And also the John Muir Woods, the Sierra Nevada mountains for cross-country skiing, Solvang (a little piece of Denmark :), Lake Tahoe, and of course, LA, with its La Brea Tar Pits, UCLA, Knott's Berry Farm, and Disneyland.

I think sometimes people believe California is really just a giant parking lot in LA but that's not true :)

Can we talk about Michigan again?

Fireflies have probably flamed out. So let's ask Jean about "rust belt" Michigan.

Brookings has a report up, "A Tale of two Rust Belts: Diverging economic paths shaping community politics."   John Austin, the author summarizes and laments the loss of industrial jobs in the Midwest over the last several decades. But he goes on to argue that not everyplace has fallen into desuetude, not all rust belts cities are the same....some aren't rust belts. His focus is on Michigan. He further argues that places that have moved on are also places that voted Democratic in the 2016 presidential race. He cites the following:

...Apart from Wayne county, home of Detroit’s Democratic base and its African American population stronghold—the big blue votes came from the places that are growing and arguably are succeeding in a changed economy—with more optimistic residents. As Table 1 shows, these metros include:
  • Washtenaw county, home to the world-class University of Michigan and Eastern Michigan University, as well as a growing highly-educated population that includes nearly all the state’s venture investors and innovation community;
  • Ingham county, home to the state capitol and Michigan State University, Michigan’s other top-tier research university;
  • Kalamazoo county: the Kalamazoo Promise, which pays college tuition for all school graduates, has helped spark a downtown revival, aiding economic development efforts that have worked to replace the loss of big anchors like Pfizer Corporation and has brought middle-class families back to the urban core; and
  • Once solidly Republican Oakland County, which surprisingly also went blue. Oakland is home to a well-heeled professional class, a growing middle-class African-American and professional immigrant community, high education levels, and a very diverse economic base.
These communities are growing in population and income, and are attracting and keeping well-educated people. In other words, they are “Rust-Belt” no more.

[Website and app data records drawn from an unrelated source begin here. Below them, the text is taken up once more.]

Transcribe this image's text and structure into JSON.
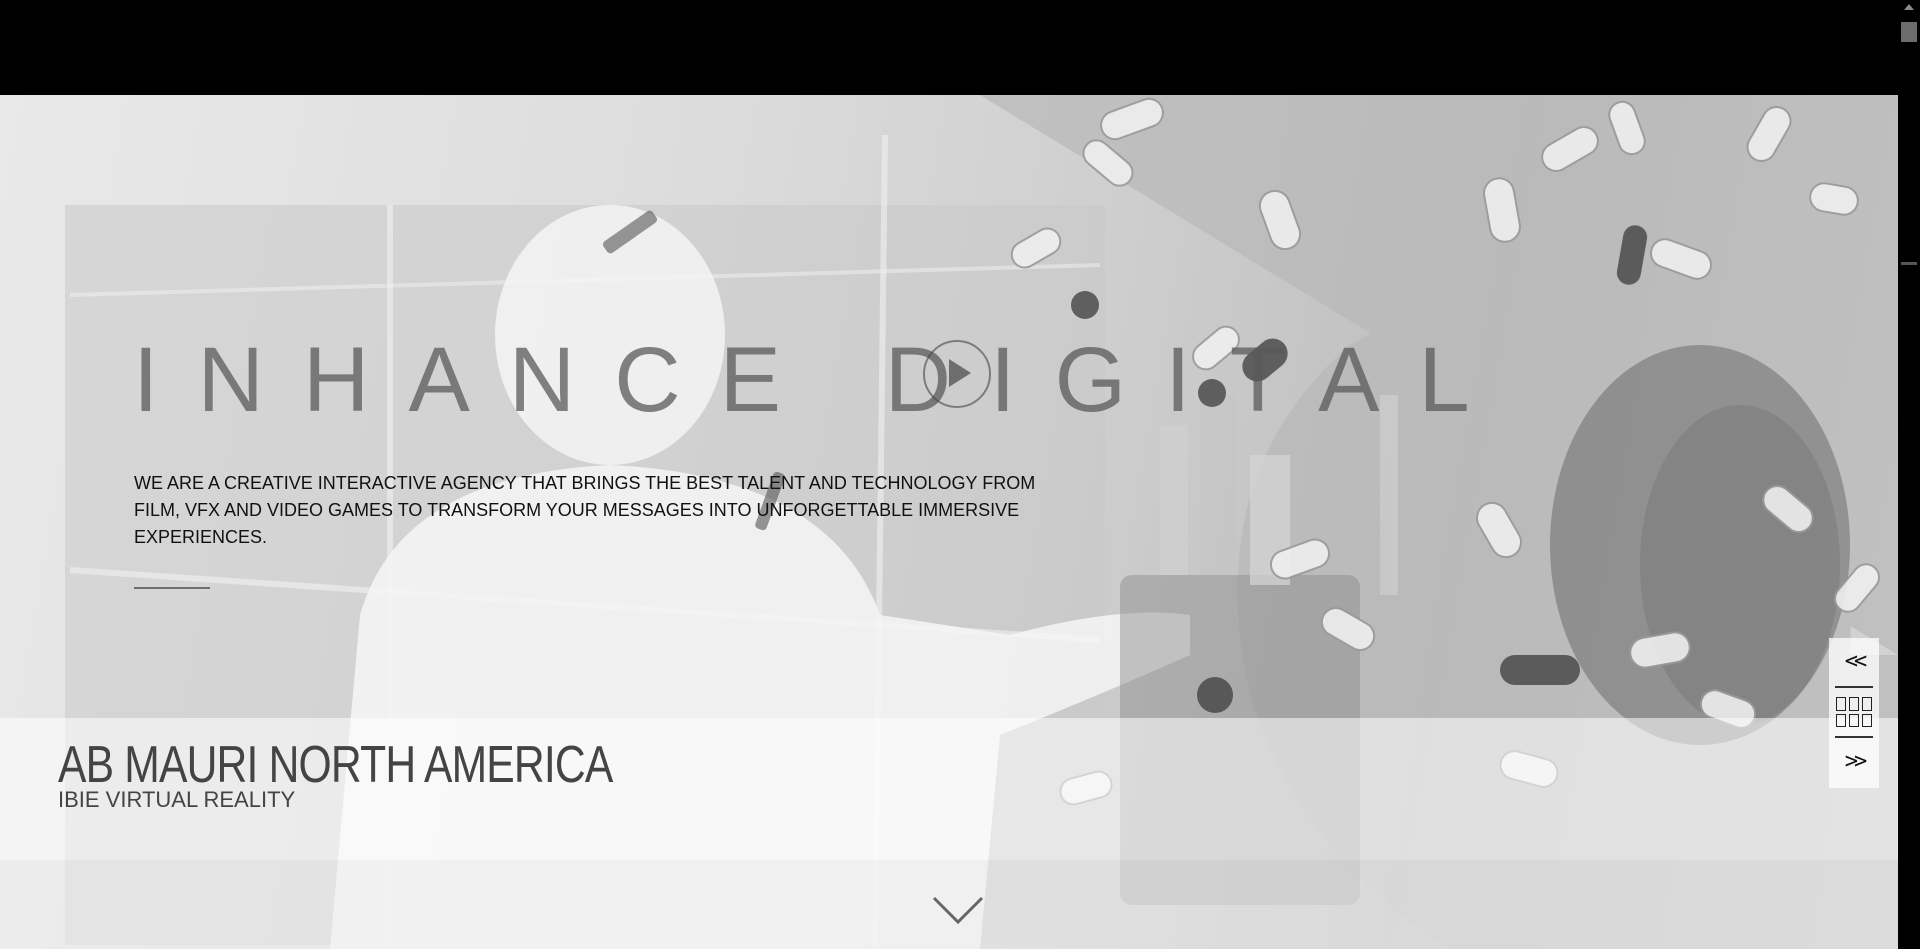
{
  "hero": {
    "brand": "INHANCE DIGITAL",
    "tagline": "WE ARE A CREATIVE INTERACTIVE AGENCY THAT BRINGS THE BEST TALENT AND TECHNOLOGY FROM FILM, VFX AND VIDEO GAMES TO TRANSFORM YOUR MESSAGES INTO UNFORGETTABLE IMMERSIVE EXPERIENCES.",
    "play_icon": "play-circle-icon"
  },
  "slide": {
    "client": "AB MAURI NORTH AMERICA",
    "project": "IBIE VIRTUAL REALITY"
  },
  "slide_nav": {
    "prev": "<<",
    "next": ">>",
    "grid_icon": "grid-icon"
  },
  "scroll_icon": "chevron-down-icon"
}
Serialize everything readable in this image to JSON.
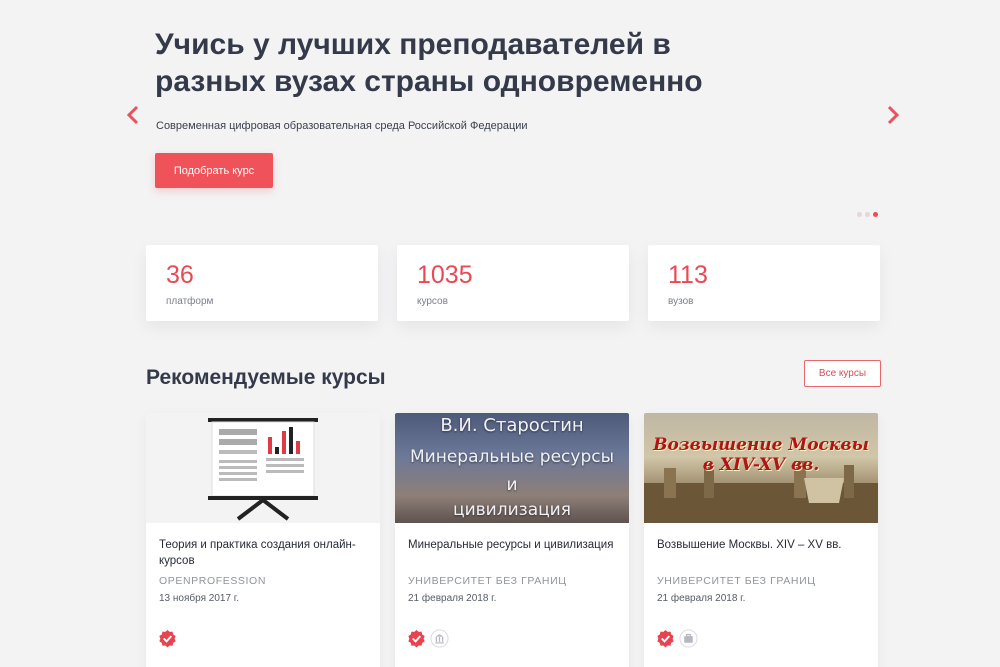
{
  "hero": {
    "title": "Учись у лучших преподавателей в разных вузах страны одновременно",
    "subtitle": "Современная цифровая образовательная среда Российской Федерации",
    "cta_label": "Подобрать курс",
    "slides_count": 3,
    "active_slide": 3
  },
  "stats": [
    {
      "number": "36",
      "label": "платформ"
    },
    {
      "number": "1035",
      "label": "курсов"
    },
    {
      "number": "113",
      "label": "вузов"
    }
  ],
  "recommended": {
    "title": "Рекомендуемые курсы",
    "all_label": "Все курсы"
  },
  "courses": [
    {
      "title": "Теория и практика создания онлайн-курсов",
      "org": "OPENPROFESSION",
      "date": "13 ноября 2017 г.",
      "badges": [
        "verified-badge-icon"
      ]
    },
    {
      "title": "Минеральные ресурсы и цивилизация",
      "org": "УНИВЕРСИТЕТ БЕЗ ГРАНИЦ",
      "date": "21 февраля 2018 г.",
      "image_text": {
        "line1": "В.И. Старостин",
        "line2": "Минеральные ресурсы",
        "line3": "и",
        "line4": "цивилизация"
      },
      "badges": [
        "verified-badge-icon",
        "university-icon"
      ]
    },
    {
      "title": "Возвышение Москвы. XIV – XV вв.",
      "org": "УНИВЕРСИТЕТ БЕЗ ГРАНИЦ",
      "date": "21 февраля 2018 г.",
      "image_text": {
        "line1": "Возвышение Москвы",
        "line2": "в XIV-XV вв."
      },
      "badges": [
        "verified-badge-icon",
        "briefcase-icon"
      ]
    }
  ],
  "colors": {
    "accent": "#f0525a",
    "background": "#f3f3f4",
    "card": "#ffffff"
  }
}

Jean Raber: What's your view on this?

Thursday, July 13, 2017

How Big?

The glacier that broke off Antarctica is:
  • Twice the size of Luxembourg and Samoa;
  • Approximately the same size as Delaware or Brunei;
  • Nine times the size of Singapore;
  • Four times the size of London and seven time that of New York City.
In other words, it's pretty big, or as Calvin Trillin might say, bigger than a carrot and a bread box combined.